(Beginning of TASK INPUT)
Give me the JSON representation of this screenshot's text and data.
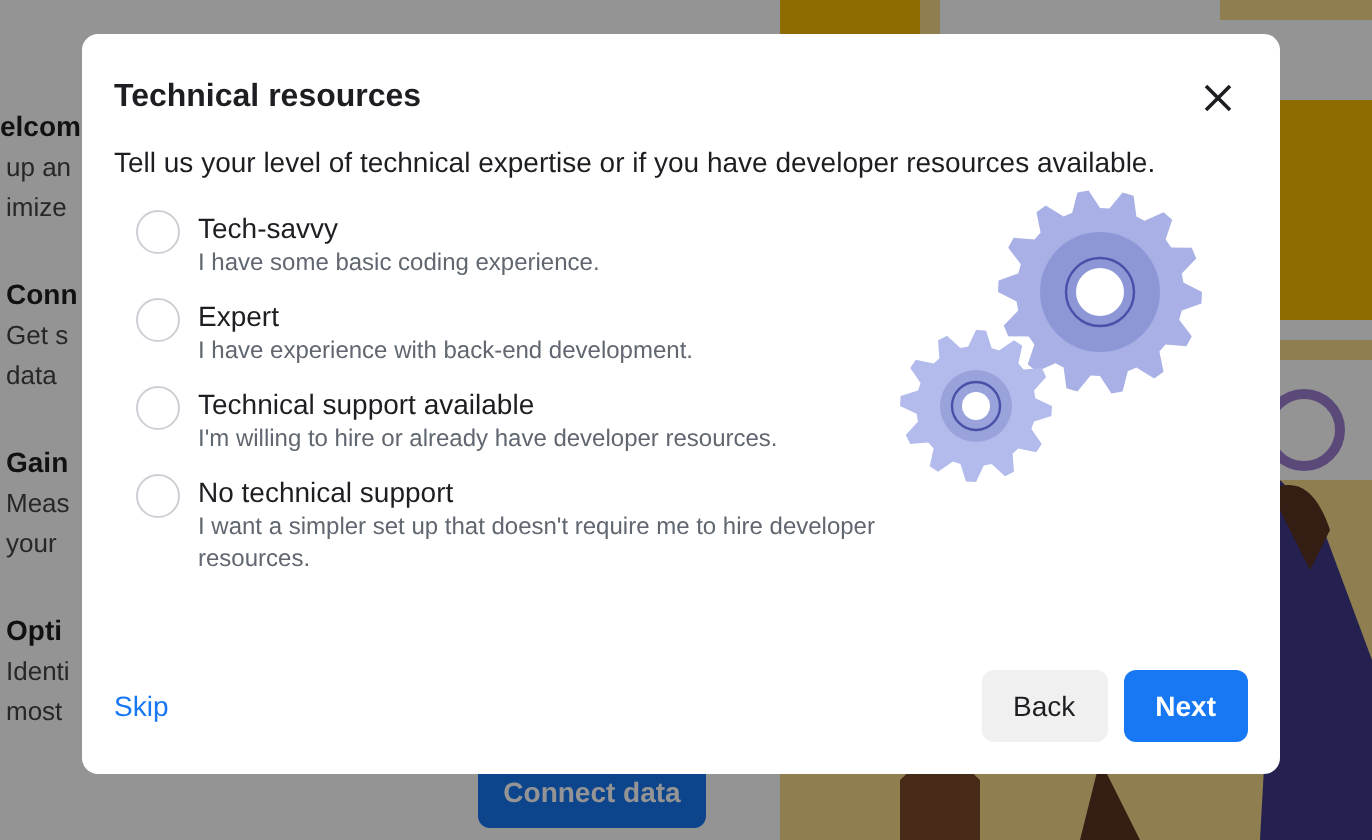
{
  "background": {
    "heading": "elcom",
    "intro": [
      "up an",
      "imize"
    ],
    "sections": [
      {
        "title": "Conn",
        "lines": [
          "Get s",
          "data"
        ]
      },
      {
        "title": "Gain",
        "lines": [
          "Meas",
          "your"
        ]
      },
      {
        "title": "Opti",
        "lines": [
          "Identi",
          "most"
        ]
      }
    ],
    "connect_button": "Connect data",
    "illustration": {
      "kind": "picture"
    }
  },
  "dialog": {
    "title": "Technical resources",
    "description": "Tell us your level of technical expertise or if you have developer resources available.",
    "options": [
      {
        "title": "Tech-savvy",
        "description": "I have some basic coding experience.",
        "selected": false
      },
      {
        "title": "Expert",
        "description": "I have experience with back-end development.",
        "selected": false
      },
      {
        "title": "Technical support available",
        "description": "I'm willing to hire or already have developer resources.",
        "selected": false
      },
      {
        "title": "No technical support",
        "description": "I want a simpler set up that doesn't require me to hire developer resources.",
        "selected": false
      }
    ],
    "skip": "Skip",
    "back": "Back",
    "next": "Next"
  }
}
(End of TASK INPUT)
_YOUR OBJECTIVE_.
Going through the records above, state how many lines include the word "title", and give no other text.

_FINISHED TASK_.
8